TDM: What’s your input on the cocktail program?
IM: I submit cocktails for the menu during each change. It’s a great way to take pride in what we’re serving people.
TDM: What are some of your favorite cocktails on the menu?
IM: Love the Clover Club [gin, dry vermouth, lemon, raspberry syrup, and egg white], goes without saying. I also love [fellow Clover Club bartender] Brad Farran’s No Country For Old Men [Carpano Antica, tequila, mezcal, lemon, Crème de Cacao, mole bitters, habanero shrub]. It’s not currently on the menu, but you should order it anyway.
TDM: What spirit is sexiest to you? Why?
IM: Mezcal. I think it goes without saying.
TDM: For you, which spirit is the most versatile?
IM: Hmmm. Good question… I would have to say either tequila or gin. Not any one is the same and depending on the botanicals in the gin or the terroir of the agave, you can take different notes and make different cocktails.
TDM: When the tables are turned and you’re the guest, do you order the classic cocktail or the spot’s specialty?
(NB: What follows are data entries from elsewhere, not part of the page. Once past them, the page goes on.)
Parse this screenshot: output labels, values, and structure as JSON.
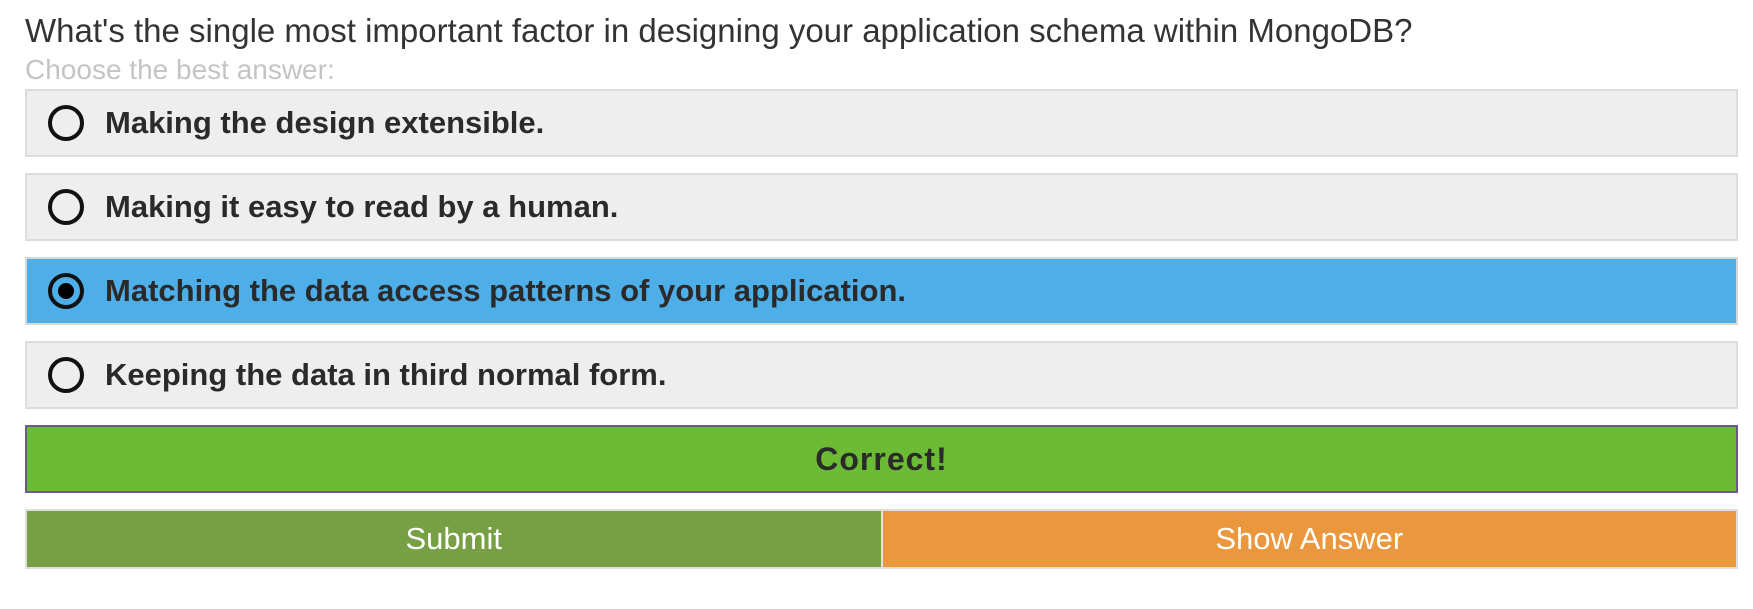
{
  "question": {
    "text": "What's the single most important factor in designing your application schema within MongoDB?",
    "hint": "Choose the best answer:"
  },
  "options": [
    {
      "label": "Making the design extensible.",
      "selected": false
    },
    {
      "label": "Making it easy to read by a human.",
      "selected": false
    },
    {
      "label": "Matching the data access patterns of your application.",
      "selected": true
    },
    {
      "label": "Keeping the data in third normal form.",
      "selected": false
    }
  ],
  "result": {
    "text": "Correct!"
  },
  "actions": {
    "submit_label": "Submit",
    "show_answer_label": "Show Answer"
  },
  "colors": {
    "selected_option": "#4eaee8",
    "option_background": "#eeeeee",
    "correct_banner": "#6cbb35",
    "submit_button": "#77a045",
    "show_answer_button": "#ea973e",
    "hint_text": "#c4c4c4"
  }
}
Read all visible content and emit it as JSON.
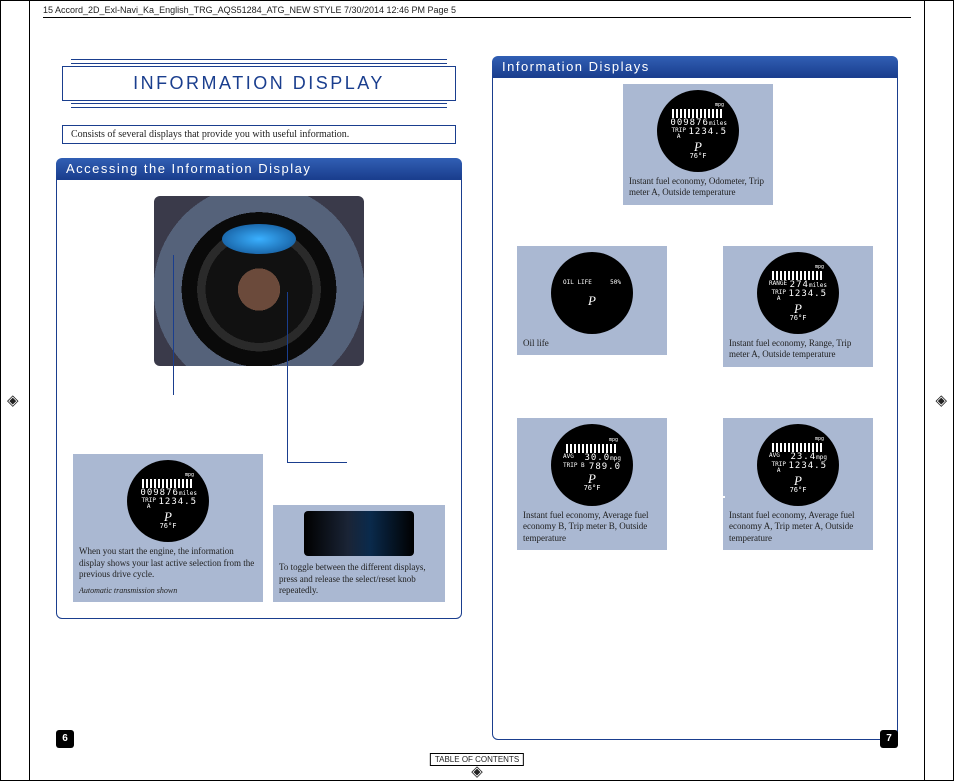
{
  "slug": "15 Accord_2D_Exl-Navi_Ka_English_TRG_AQS51284_ATG_NEW STYLE  7/30/2014  12:46 PM  Page 5",
  "main_heading": "INFORMATION DISPLAY",
  "intro": "Consists of several displays that provide you with useful information.",
  "left": {
    "title": "Accessing the Information Display",
    "callout_start": "When you start the engine, the information display shows your last active selection from the previous drive cycle.",
    "footnote": "Automatic transmission shown",
    "callout_toggle": "To toggle between the different displays, press and release the select/reset knob repeatedly.",
    "gauge": {
      "mpg": "mpg",
      "odo_lbl": "",
      "odo": "009876",
      "odo_unit": "miles",
      "trip_lbl": "TRIP A",
      "trip": "1234.5",
      "gear": "P",
      "temp": "76°F"
    }
  },
  "right": {
    "title": "Information Displays",
    "d1": {
      "caption": "Instant fuel economy, Odometer, Trip meter A, Outside temperature",
      "gauge": {
        "mpg": "mpg",
        "odo": "009876",
        "odo_unit": "miles",
        "trip_lbl": "TRIP A",
        "trip": "1234.5",
        "gear": "P",
        "temp": "76°F"
      }
    },
    "d2": {
      "caption": "Oil life",
      "gauge": {
        "label": "OIL LIFE",
        "value": "50%",
        "gear": "P"
      }
    },
    "d3": {
      "caption": "Instant fuel economy, Range, Trip meter A, Outside temperature",
      "gauge": {
        "mpg": "mpg",
        "range_lbl": "RANGE",
        "range": "274",
        "range_unit": "miles",
        "trip_lbl": "TRIP A",
        "trip": "1234.5",
        "gear": "P",
        "temp": "76°F"
      }
    },
    "d4": {
      "caption": "Instant fuel economy, Average fuel economy B, Trip meter B, Outside temperature",
      "gauge": {
        "mpg": "mpg",
        "avg_lbl": "AVG",
        "avg": "30.0",
        "avg_unit": "mpg",
        "trip_lbl": "TRIP B",
        "trip": "789.0",
        "gear": "P",
        "temp": "76°F"
      }
    },
    "d5": {
      "caption": "Instant fuel economy, Average fuel economy A, Trip meter A, Outside temperature",
      "gauge": {
        "mpg": "mpg",
        "avg_lbl": "AVG",
        "avg": "23.4",
        "avg_unit": "mpg",
        "trip_lbl": "TRIP A",
        "trip": "1234.5",
        "gear": "P",
        "temp": "76°F"
      }
    }
  },
  "page_left": "6",
  "page_right": "7",
  "toc": "TABLE OF CONTENTS",
  "regmark": "◈"
}
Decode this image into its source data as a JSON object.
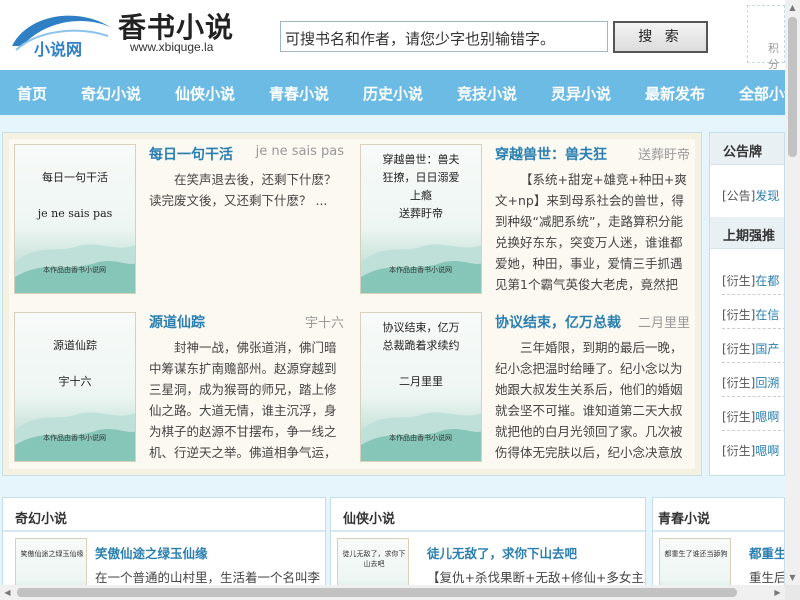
{
  "header": {
    "logo_text": "小说网",
    "site_title": "香书小说",
    "site_url": "www.xbiquge.la",
    "search_placeholder": "可搜书名和作者，请您少字也别输错字。",
    "search_button": "搜 索",
    "user_hint": "积分"
  },
  "nav": {
    "items": [
      {
        "label": "首页"
      },
      {
        "label": "奇幻小说"
      },
      {
        "label": "仙侠小说"
      },
      {
        "label": "青春小说"
      },
      {
        "label": "历史小说"
      },
      {
        "label": "竞技小说"
      },
      {
        "label": "灵异小说"
      },
      {
        "label": "最新发布"
      },
      {
        "label": "全部小说"
      }
    ]
  },
  "featured": [
    {
      "title": "每日一句干活",
      "author": "je ne sais pas",
      "cover_lines": [
        "每日一句干活",
        "",
        "je ne sais pas"
      ],
      "cover_footer": "本作品由香书小说网",
      "desc": "在笑声退去後，还剩下什麽？读完废文後，又还剩下什麽？ ..."
    },
    {
      "title": "穿越兽世：兽夫狂",
      "author": "送葬盱帝",
      "cover_lines": [
        "穿越兽世：兽夫",
        "狂撩，日日溺爱",
        "上瘾",
        "送葬盱帝"
      ],
      "cover_footer": "本作品由香书小说网",
      "desc": "【系统+甜宠+雄竞+种田+爽文+np】来到母系社会的兽世，得到种级“减肥系统”，走路算积分能兑换好东东，突变万人迷，谁谁都爱她，种田，事业，爱情三手抓遇见第1个霸气英俊大老虎，竟然把她给"
    },
    {
      "title": "源道仙踪",
      "author": "宇十六",
      "cover_lines": [
        "源道仙踪",
        "",
        "宇十六"
      ],
      "cover_footer": "本作品由香书小说网",
      "desc": "封神一战，佛张道消，佛门暗中筹谋东扩南赡部州。赵源穿越到三星洞，成为猴哥的师兄，踏上修仙之路。大道无情，谁主沉浮，身为棋子的赵源不甘摆布，争一线之机、行逆天之举。佛道相争气运，"
    },
    {
      "title": "协议结束，亿万总裁",
      "author": "二月里里",
      "cover_lines": [
        "协议结束，亿万",
        "总裁跪着求续约",
        "",
        "二月里里"
      ],
      "cover_footer": "本作品由香书小说网",
      "desc": "三年婚限，到期的最后一晚，纪小念把温时给睡了。纪小念以为她跟大叔发生关系后，他们的婚姻就会坚不可摧。谁知道第二天大叔就把他的白月光领回了家。几次被伤得体无完肤以后，纪小念决意放"
    }
  ],
  "sidebar": {
    "notice_title": "公告牌",
    "notice_item": {
      "tag": "[公告]",
      "text": "发现"
    },
    "rank_title": "上期强推",
    "rank_items": [
      {
        "tag": "[衍生]",
        "text": "在都"
      },
      {
        "tag": "[衍生]",
        "text": "在信"
      },
      {
        "tag": "[衍生]",
        "text": "国产"
      },
      {
        "tag": "[衍生]",
        "text": "回溯"
      },
      {
        "tag": "[衍生]",
        "text": "嗯啊"
      },
      {
        "tag": "[衍生]",
        "text": "嗯啊"
      }
    ]
  },
  "categories": [
    {
      "heading": "奇幻小说",
      "cover_text": "笑傲仙途之绿玉仙缘",
      "book_title": "笑傲仙途之绿玉仙缘",
      "book_desc": "在一个普通的山村里，生活着一个名叫李"
    },
    {
      "heading": "仙侠小说",
      "cover_text": "徒儿无敌了，求你下山去吧",
      "book_title": "徒儿无敌了，求你下山去吧",
      "book_desc": "【复仇+杀伐果断+无敌+修仙+多女主】"
    },
    {
      "heading": "青春小说",
      "cover_text": "都重生了谁还当舔狗",
      "book_title": "都重生",
      "book_desc": "重生后"
    }
  ]
}
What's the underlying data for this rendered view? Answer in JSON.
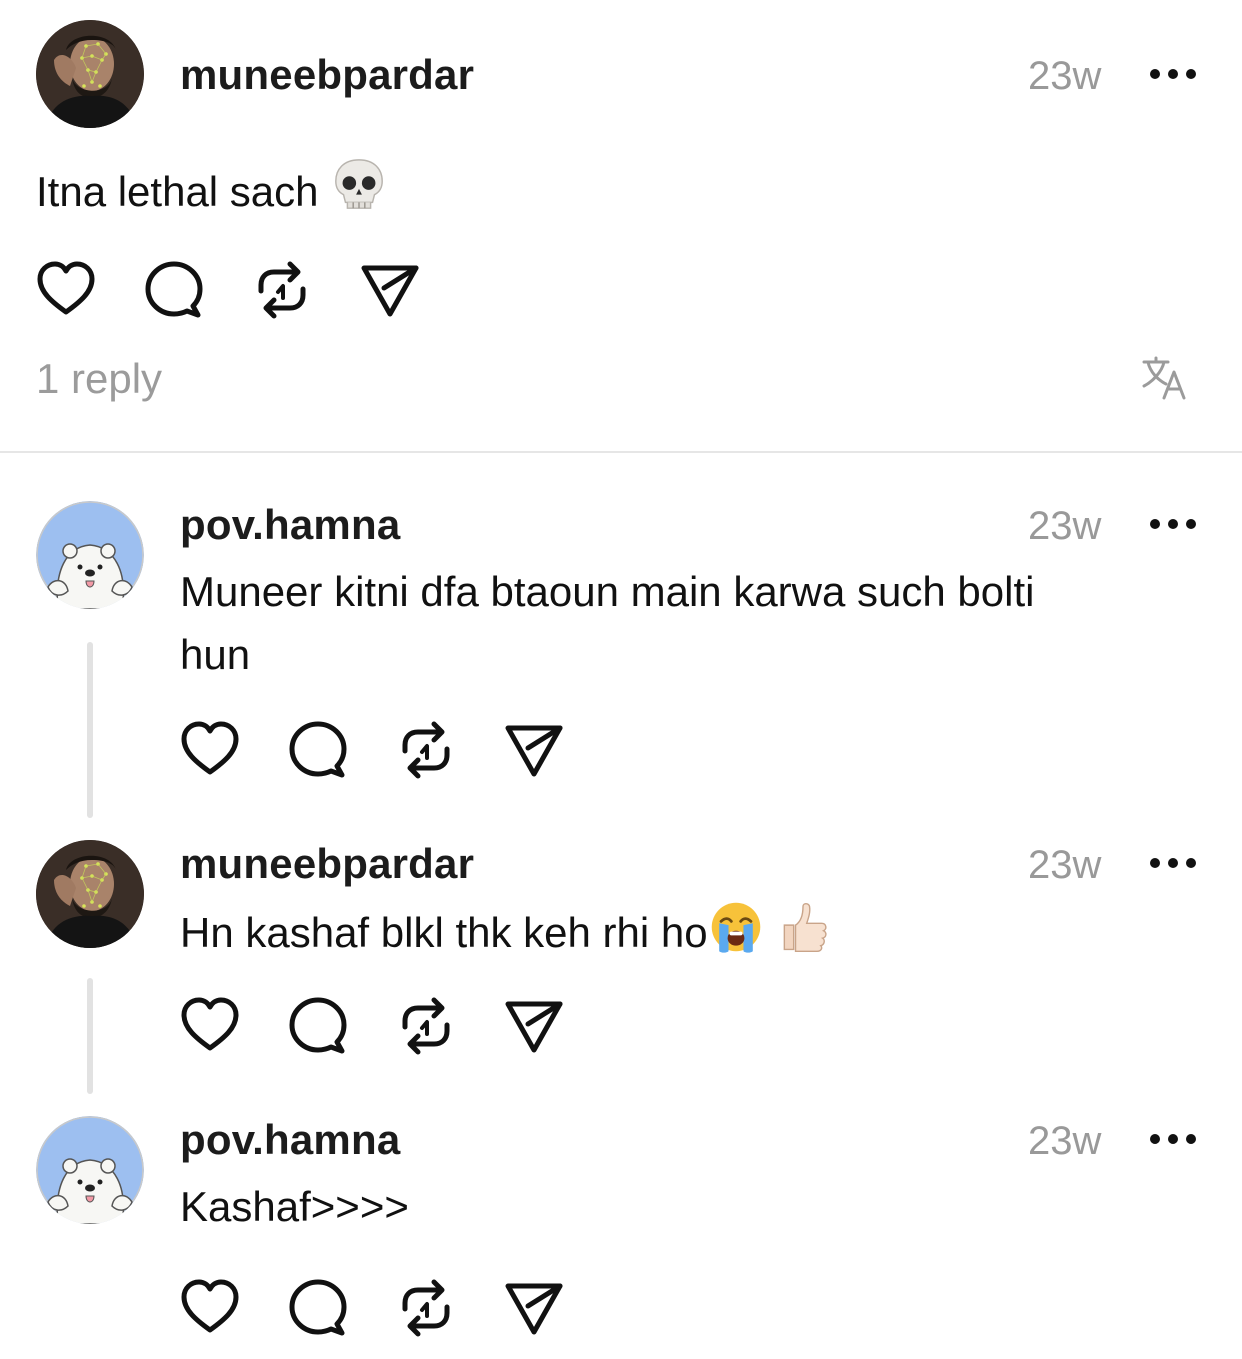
{
  "post": {
    "username": "muneebpardar",
    "time": "23w",
    "text": "Itna lethal sach",
    "reply_count": "1 reply"
  },
  "replies": [
    {
      "username": "pov.hamna",
      "time": "23w",
      "line1": "Muneer kitni dfa btaoun main karwa such bolti",
      "line2": "hun"
    },
    {
      "username": "muneebpardar",
      "time": "23w",
      "text": "Hn kashaf blkl thk keh rhi ho"
    },
    {
      "username": "pov.hamna",
      "time": "23w",
      "text": "Kashaf>>>>"
    }
  ],
  "icons": {
    "like": "heart-icon",
    "comment": "comment-icon",
    "repost": "repost-icon",
    "share": "send-icon",
    "more": "more-icon",
    "translate": "translate-icon"
  },
  "colors": {
    "text": "#111111",
    "muted": "#999999",
    "divider": "#e6e6e6",
    "thread_line": "#e2e2e2",
    "bear_avatar_bg": "#9dbff0"
  }
}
IM: Depends what I’m in the mood for and if I’ve been there before. I usually like to try out the gambit, but nothing beats a Negroni [gin, Campari, sweet vermouth, orange twist].
TDM: It’s 4 a.m., and the bar is closed. What’s your poison for your own post-shift cocktail?
IM: Sherry or mezcal.
TDM: Let’s talk about Speed Rack, a national — excuse me, now international — high-speed, female-only bartender competition and breast cancer fundraiser that you started, what, about three years ago. What inspired this?
IM: Speed Rack is my baby brainchild. I co-founded it with Lynnette Marrero, my partner, and now here we are. The inspiration was that we weren’t seeing that many women in bars and wanted to change that, or at last draw the women out from the rocks they seemed to be living under. While we were at it, we wanted to push that pun further and drink for a good cause so 100 percent of our proceeds go to breast cancer-related charities.
TDM: Ten U.S. cities — from Boston to San Diego — were included in last year’s competition, and you also headed to London that summer, which took the charity to an international level. Did you imagine this would escalate so quickly?
IM: I had no idea. It started off almost as a cheeky joke, and now it’s my full-time job. I couldn’t be happier!
TDM: So, how did it go in London?
IM: It went fantastically. For right now, we simply have the U.K. winner, but are working on what we might do if this goes global (fingers crossed!).
TDM: What are your hopes for the competition moving forward?
IM: I hope we continue to be innovative and exciting and that our cause gets more attention.
TDM: I hear the quasi motto is, "Let’s save some boobies!" I bet that’s a big draw to the competitions…
IM: Who doesn’t like boobs?!